Segment Open

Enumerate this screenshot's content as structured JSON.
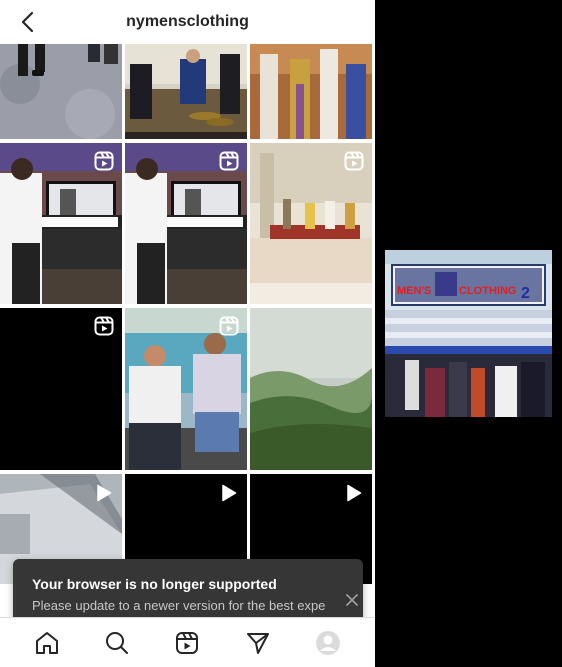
{
  "header": {
    "title": "nymensclothing"
  },
  "icons": {
    "back": "back-arrow-icon",
    "reel": "reel-icon",
    "play": "play-icon",
    "home": "home-icon",
    "search": "search-icon",
    "reels": "reels-icon",
    "direct": "direct-message-icon",
    "profile": "profile-avatar-icon",
    "close": "close-icon"
  },
  "toast": {
    "title": "Your browser is no longer supported",
    "message": "Please update to a newer version for the best expe"
  },
  "store_photo": {
    "sign_line1": "MEN'S",
    "sign_line2": "CLOTHING",
    "sign_number": "2"
  },
  "colors": {
    "toast_bg": "#363636",
    "text": "#262626",
    "divider": "#dbdbdb"
  }
}
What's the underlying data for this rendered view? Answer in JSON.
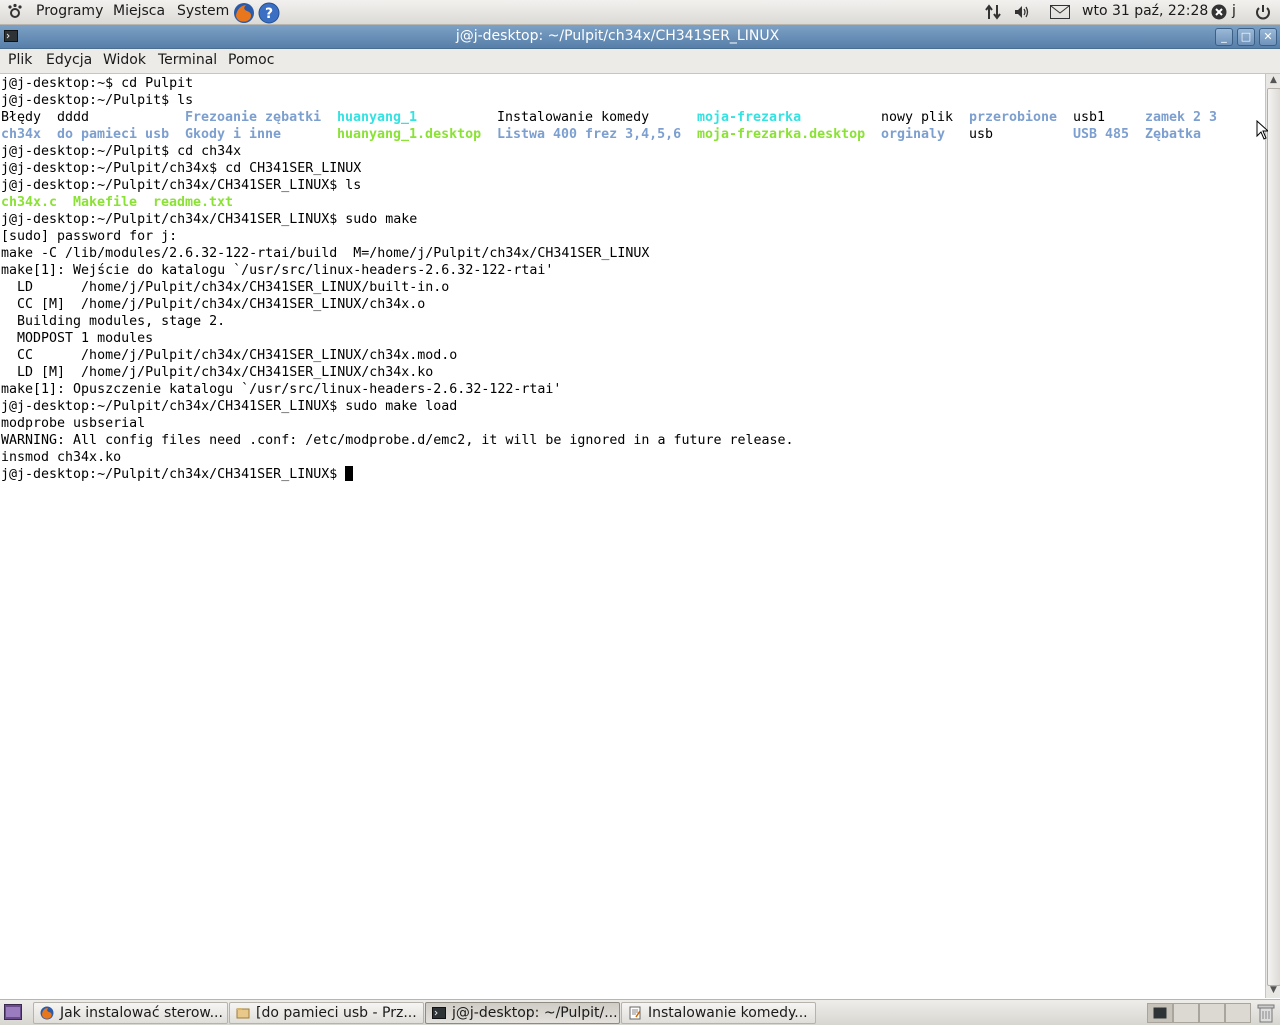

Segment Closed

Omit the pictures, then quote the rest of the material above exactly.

Enumerate this screenshot's content as structured JSON.
{
  "header": {
    "title": "nymensclothing"
  },
  "icons": {
    "back": "back-arrow-icon",
    "reel": "reel-icon",
    "play": "play-icon",
    "home": "home-icon",
    "search": "search-icon",
    "reels": "reels-icon",
    "direct": "direct-message-icon",
    "profile": "profile-avatar-icon",
    "close": "close-icon"
  },
  "toast": {
    "title": "Your browser is no longer supported",
    "message": "Please update to a newer version for the best expe"
  },
  "store_photo": {
    "sign_line1": "MEN'S",
    "sign_line2": "CLOTHING",
    "sign_number": "2"
  },
  "colors": {
    "toast_bg": "#363636",
    "text": "#262626",
    "divider": "#dbdbdb"
  }
}
What's the underlying data for this rendered view? Answer in JSON.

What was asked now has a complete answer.